CHAP. II. Of the Parts of Ethicks, and of Hap∣piness.
CHAP. III. Of Virtue in general: and of Right Reason.
CHAP. IV. Certain Axioms or Intellectual Principles; into which almost all the Reasons of Morality may be reduced.
CHAP. V. To shew which are the Faculties whereby we do find and understand what is simply, and in its own nature good.
CHAP. VI. Of the Passions in general, and of the Helps they afford.
CHAP. VII. Of Passions properly so called, according to their kinds.
CHAP. VIII. The Ʋse and Interpretation of the Pos∣sions; and first of Admiration, with all in that Classis: and of the other five Primitive Passions.

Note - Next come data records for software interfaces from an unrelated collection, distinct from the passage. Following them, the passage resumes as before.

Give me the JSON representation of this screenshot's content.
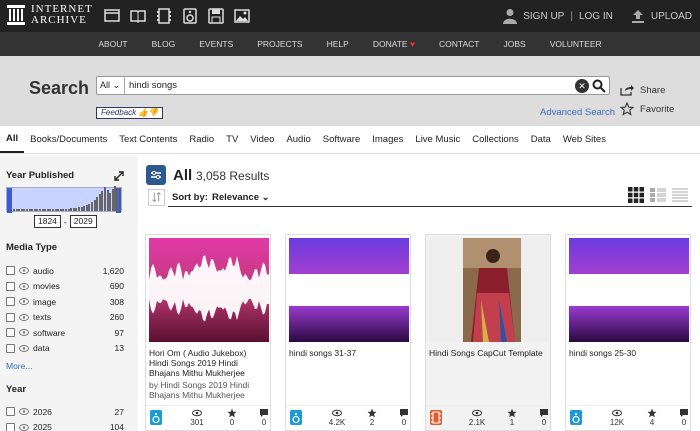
{
  "brand": {
    "line1": "INTERNET",
    "line2": "ARCHIVE"
  },
  "topbar": {
    "signup": "SIGN UP",
    "separator": "|",
    "login": "LOG IN",
    "upload": "UPLOAD",
    "media_icons": [
      "web-icon",
      "texts-icon",
      "video-icon",
      "audio-icon",
      "software-icon",
      "images-icon"
    ]
  },
  "nav": [
    "ABOUT",
    "BLOG",
    "EVENTS",
    "PROJECTS",
    "HELP",
    "DONATE",
    "CONTACT",
    "JOBS",
    "VOLUNTEER"
  ],
  "search": {
    "title": "Search",
    "scope": "All",
    "query": "hindi songs",
    "feedback": "Feedback",
    "advanced": "Advanced Search",
    "share": "Share",
    "favorite": "Favorite"
  },
  "tabs": [
    "All",
    "Books/Documents",
    "Text Contents",
    "Radio",
    "TV",
    "Video",
    "Audio",
    "Software",
    "Images",
    "Live Music",
    "Collections",
    "Data",
    "Web Sites"
  ],
  "sidebar": {
    "year_published_title": "Year Published",
    "year_min": "1824",
    "year_max": "2029",
    "range_sep": "-",
    "media_type_title": "Media Type",
    "media_types": [
      {
        "label": "audio",
        "count": "1,620"
      },
      {
        "label": "movies",
        "count": "690"
      },
      {
        "label": "image",
        "count": "308"
      },
      {
        "label": "texts",
        "count": "260"
      },
      {
        "label": "software",
        "count": "97"
      },
      {
        "label": "data",
        "count": "13"
      }
    ],
    "more": "More...",
    "year_title": "Year",
    "years": [
      {
        "label": "2026",
        "count": "27"
      },
      {
        "label": "2025",
        "count": "104"
      }
    ]
  },
  "results": {
    "heading": "All",
    "count": "3,058 Results",
    "sort_label": "Sort by:",
    "sort_value": "Relevance"
  },
  "cards": [
    {
      "title": "Hori Om ( Audio Jukebox) Hindi Songs 2019 Hindi Bhajans Mithu Mukherjee",
      "by": "by Hindi Songs 2019 Hindi Bhajans Mithu Mukherjee",
      "views": "301",
      "favs": "0",
      "reviews": "0",
      "type": "audio"
    },
    {
      "title": "hindi songs 31-37",
      "by": "",
      "views": "4.2K",
      "favs": "2",
      "reviews": "0",
      "type": "audio"
    },
    {
      "title": "Hindi Songs CapCut Template",
      "by": "",
      "views": "2.1K",
      "favs": "1",
      "reviews": "0",
      "type": "movies"
    },
    {
      "title": "hindi songs 25-30",
      "by": "",
      "views": "12K",
      "favs": "4",
      "reviews": "0",
      "type": "audio"
    }
  ],
  "colors": {
    "accent": "#3b6ebf",
    "topbar": "#222222",
    "audio_badge": "#1c9ad6",
    "movie_badge": "#e55a2b"
  }
}
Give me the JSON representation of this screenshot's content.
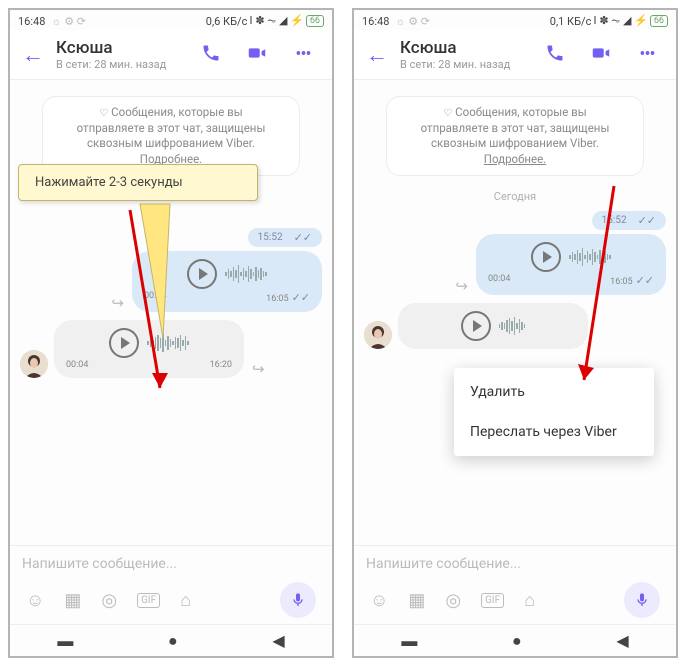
{
  "status": {
    "time": "16:48",
    "net": "0,6 КБ/с"
  },
  "header": {
    "name": "Ксюша",
    "lastseen": "В сети: 28 мин. назад"
  },
  "encryption": {
    "line1": "Сообщения, которые вы",
    "line2": "отправляете в этот чат, защищены",
    "line3": "сквозным шифрованием Viber.",
    "more": "Подробнее."
  },
  "today": "Сегодня",
  "msg1": {
    "time": "15:52"
  },
  "msg2": {
    "dur": "00:04",
    "time": "16:05"
  },
  "msg3": {
    "dur": "00:04",
    "time": "16:20"
  },
  "input": {
    "placeholder": "Напишите сообщение..."
  },
  "callout": {
    "text": "Нажимайте 2-3 секунды"
  },
  "menu": {
    "delete": "Удалить",
    "forward": "Переслать через Viber"
  },
  "icons": {
    "gif": "GIF"
  }
}
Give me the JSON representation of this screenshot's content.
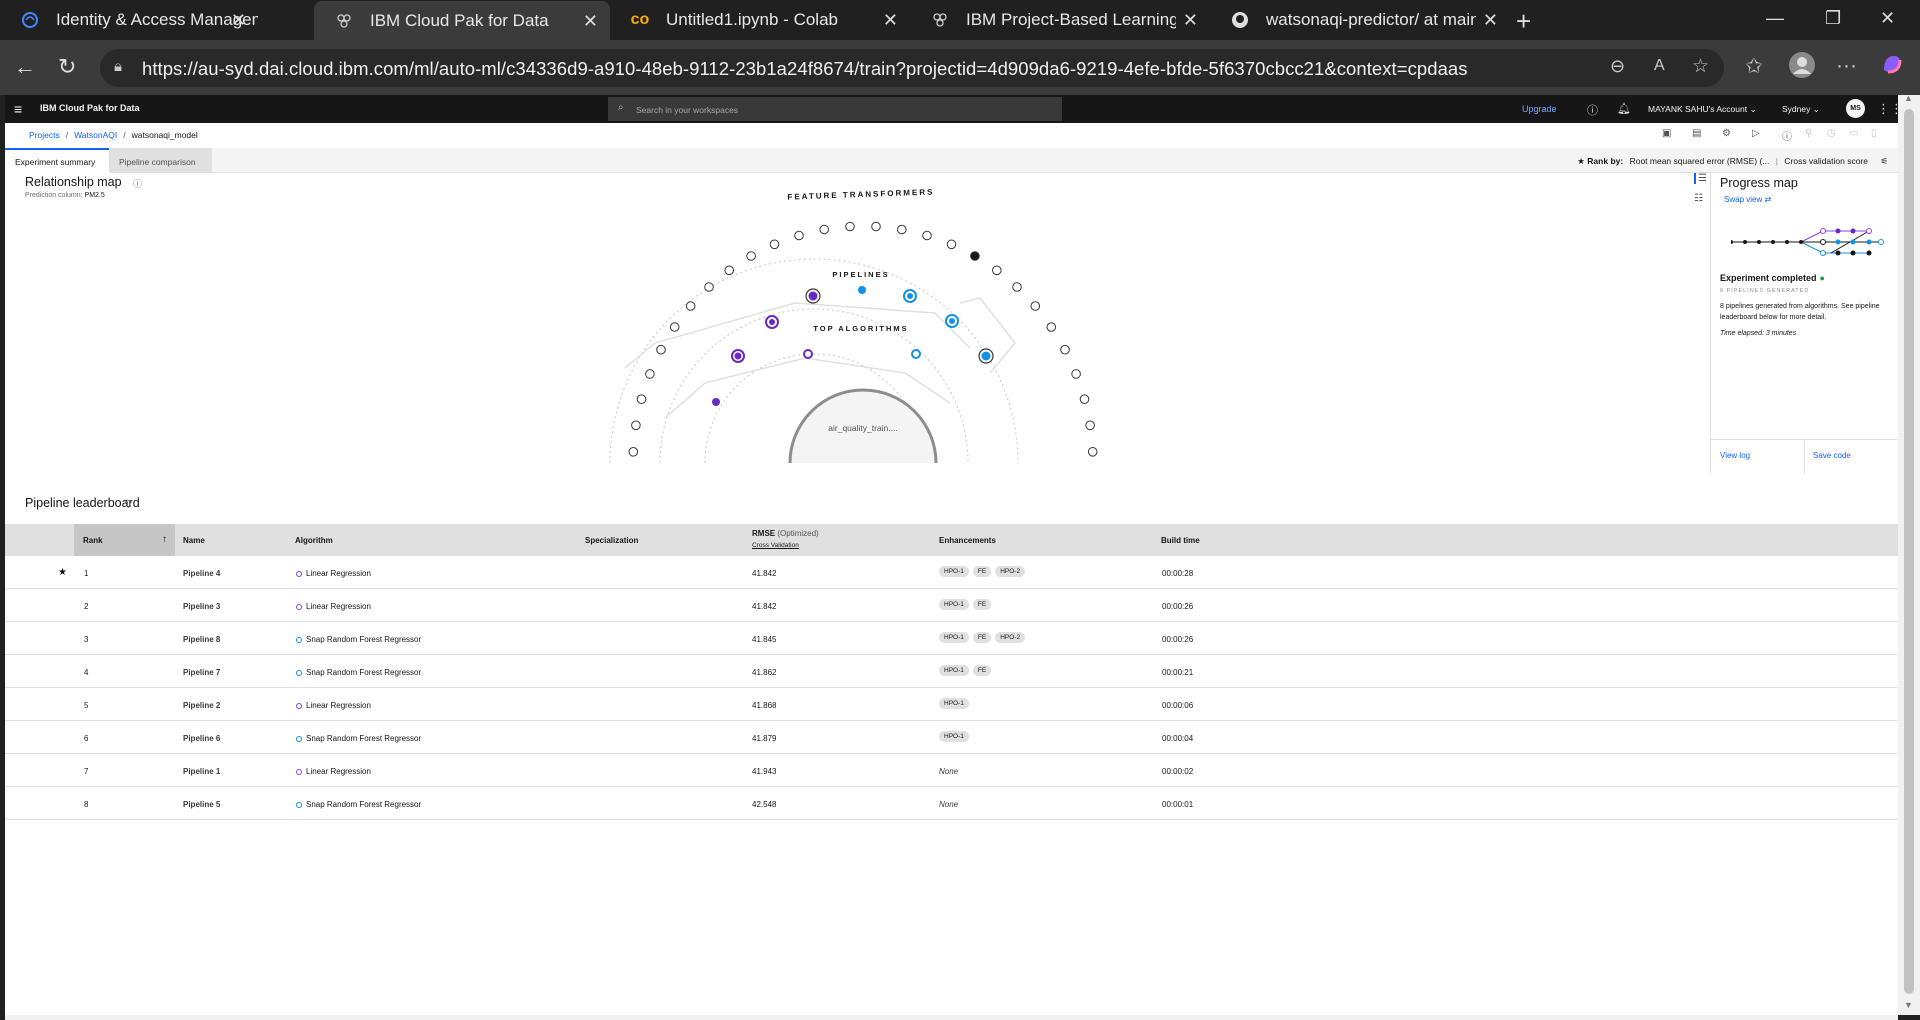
{
  "browser": {
    "tabs": [
      {
        "title": "Identity & Access Management -",
        "icon": "ibm-cloud-icon"
      },
      {
        "title": "IBM Cloud Pak for Data",
        "icon": "cloud-pak-icon"
      },
      {
        "title": "Untitled1.ipynb - Colab",
        "icon": "colab-icon"
      },
      {
        "title": "IBM Project-Based Learning Progr",
        "icon": "cloud-pak-icon"
      },
      {
        "title": "watsonaqi-predictor/ at main · ma",
        "icon": "github-icon"
      }
    ],
    "url": "https://au-syd.dai.cloud.ibm.com/ml/auto-ml/c34336d9-a910-48eb-9112-23b1a24f8674/train?projectid=4d909da6-9219-4efe-bfde-5f6370cbcc21&context=cpdaas"
  },
  "masthead": {
    "brand": "IBM Cloud Pak for Data",
    "search_placeholder": "Search in your workspaces",
    "upgrade": "Upgrade",
    "account": "MAYANK SAHU's Account",
    "region": "Sydney",
    "avatar": "MS"
  },
  "breadcrumb": {
    "projects": "Projects",
    "project": "WatsonAQI",
    "current": "watsonaqi_model"
  },
  "content_tabs": {
    "summary": "Experiment summary",
    "comparison": "Pipeline comparison"
  },
  "rank_by": {
    "label": "Rank by:",
    "metric": "Root mean squared error (RMSE) (...",
    "score": "Cross validation score"
  },
  "relationship_map": {
    "title": "Relationship map",
    "prediction_label": "Prediction column:",
    "prediction_value": "PM2.5",
    "ring_labels": {
      "outer": "FEATURE TRANSFORMERS",
      "middle": "PIPELINES",
      "inner": "TOP ALGORITHMS"
    },
    "center_label": "air_quality_train...."
  },
  "progress_map": {
    "title": "Progress map",
    "swap_view": "Swap view",
    "status": "Experiment completed",
    "pipelines_generated": "8 PIPELINES GENERATED",
    "description": "8 pipelines generated from algorithms. See pipeline leaderboard below for more detail.",
    "elapsed": "Time elapsed: 3 minutes",
    "view_log": "View log",
    "save_code": "Save code"
  },
  "leaderboard": {
    "title": "Pipeline leaderboard",
    "headers": {
      "rank": "Rank",
      "name": "Name",
      "algorithm": "Algorithm",
      "specialization": "Specialization",
      "rmse": "RMSE",
      "rmse_sub": "(Optimized)",
      "cv": "Cross Validation",
      "enhancements": "Enhancements",
      "build_time": "Build time"
    },
    "rows": [
      {
        "rank": "1",
        "name": "Pipeline 4",
        "algorithm": "Linear Regression",
        "algo_type": "lr",
        "rmse": "41.842",
        "enhancements": [
          "HPO-1",
          "FE",
          "HPO-2"
        ],
        "build_time": "00:00:28",
        "starred": true
      },
      {
        "rank": "2",
        "name": "Pipeline 3",
        "algorithm": "Linear Regression",
        "algo_type": "lr",
        "rmse": "41.842",
        "enhancements": [
          "HPO-1",
          "FE"
        ],
        "build_time": "00:00:26",
        "starred": false
      },
      {
        "rank": "3",
        "name": "Pipeline 8",
        "algorithm": "Snap Random Forest Regressor",
        "algo_type": "snap",
        "rmse": "41.845",
        "enhancements": [
          "HPO-1",
          "FE",
          "HPO-2"
        ],
        "build_time": "00:00:26",
        "starred": false
      },
      {
        "rank": "4",
        "name": "Pipeline 7",
        "algorithm": "Snap Random Forest Regressor",
        "algo_type": "snap",
        "rmse": "41.862",
        "enhancements": [
          "HPO-1",
          "FE"
        ],
        "build_time": "00:00:21",
        "starred": false
      },
      {
        "rank": "5",
        "name": "Pipeline 2",
        "algorithm": "Linear Regression",
        "algo_type": "lr",
        "rmse": "41.868",
        "enhancements": [
          "HPO-1"
        ],
        "build_time": "00:00:06",
        "starred": false
      },
      {
        "rank": "6",
        "name": "Pipeline 6",
        "algorithm": "Snap Random Forest Regressor",
        "algo_type": "snap",
        "rmse": "41.879",
        "enhancements": [
          "HPO-1"
        ],
        "build_time": "00:00:04",
        "starred": false
      },
      {
        "rank": "7",
        "name": "Pipeline 1",
        "algorithm": "Linear Regression",
        "algo_type": "lr",
        "rmse": "41.943",
        "enhancements": [],
        "build_time": "00:00:02",
        "starred": false
      },
      {
        "rank": "8",
        "name": "Pipeline 5",
        "algorithm": "Snap Random Forest Regressor",
        "algo_type": "snap",
        "rmse": "42.548",
        "enhancements": [],
        "build_time": "00:00:01",
        "starred": false
      }
    ],
    "none_label": "None"
  },
  "colors": {
    "purple": "#6929c4",
    "blue": "#1192e8",
    "ibm_blue": "#0f62fe"
  }
}
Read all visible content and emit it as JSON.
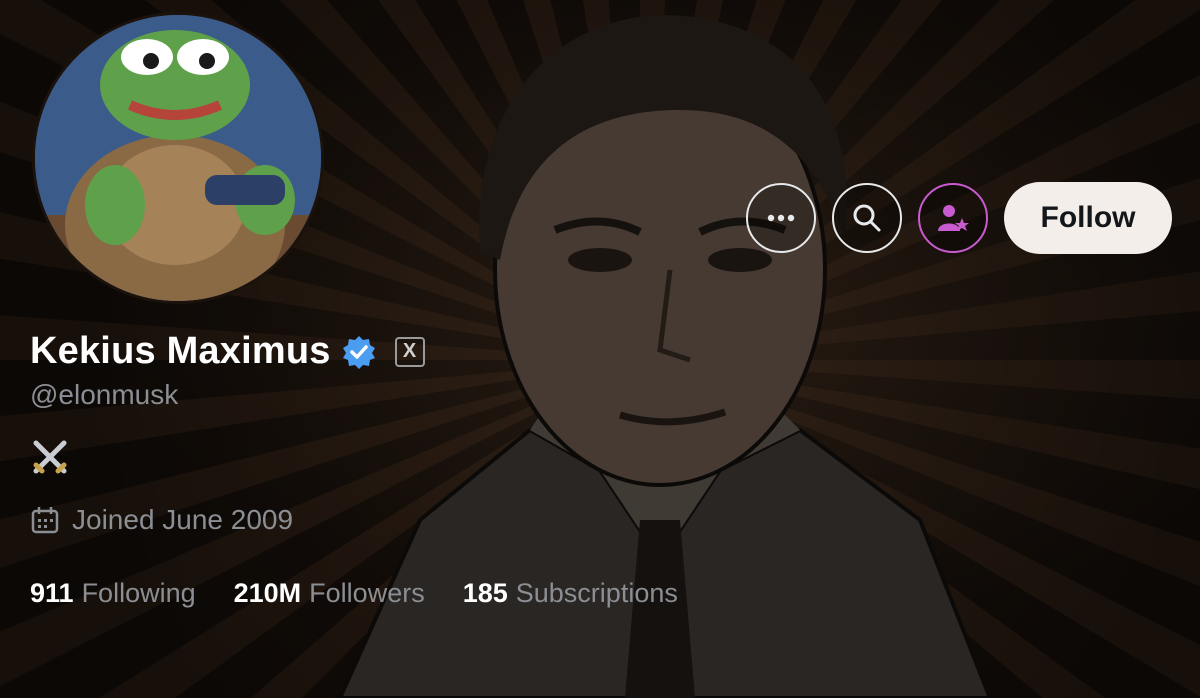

CHAP. IX. The Ʋse and Interpretation of Love and Hatred; which are in the Second Classis.
CHAP. X. The Ʋse and Interpretation of the Passions of the Third Classis, which fall under the Head of Cupidity.
CHAP. XI. The Interpretation and Ʋse of Joy and Grief, which constitute the Fourth Classis.
CHAP. XII. That all Passions (properly so call'd) in themselves Good; and that from right Interpretation of them, 'tis ma∣fest, there is something Good and in its own Nature. And lastly, to what such Nature or Essence of Good a Bad can be.
CHAP. XIII. Of the other Passions, or Bodily Impressions.
CHAP. I. Of the Number of the Primitive Virtues.
CHAP. II. Of Prudence, the first Primitive Virtue
CHAP. III. Of the other two Primitive Virtues, Sin∣cerity and Patience.
CHAP. IV. Of Justice in general: which is the first of the three principal Virtues, which are term'd Derivative.
CHAP. V. Of Piety.
CHAP. VI. Of Probity: Or of Justice, properly so called.
CHAP. VII. Of the other two principal Derivati Virtues, Fortitude and Temperance.
CHAP. VIII. Of the Reductive Virtues.
CHAP. IX. Of that Mediocrity, in which Vertue does consist: And of the true measure of such Mediocrity.
CHAP. X. Of Good Things, which are External.
CHAP. I. Of Free-Will.
CHAP. II. Two Principal Objections against Free-Will are Propos'd and Answer'd.
CHAP. III. Theorems, which are of general Ʋse, in the Acquiring of Virtues.
CHAP. IV. Things which contribute to the Attaining of the Primitive Virtues.
CHAP. V. How the Three Principal Derivative Virtues may be acquir'd.
CHAP. VI. Of Acquiring the Reductive Virtues; And first of those, which refer to Justice.
CHAP. VII. Of Acquiring those Virtues, which are re∣ferable to Fortitude.
CHAP. VIII. Of Acquiring those Virtues, which refer to Temperance; And about exciting the Divine Love.
CHAP. IX. Of the Acquisition of External Good.
CHAP. X. Of that Good, which is External, Supreme, and Eternal; according to the Mind of the Philosophers.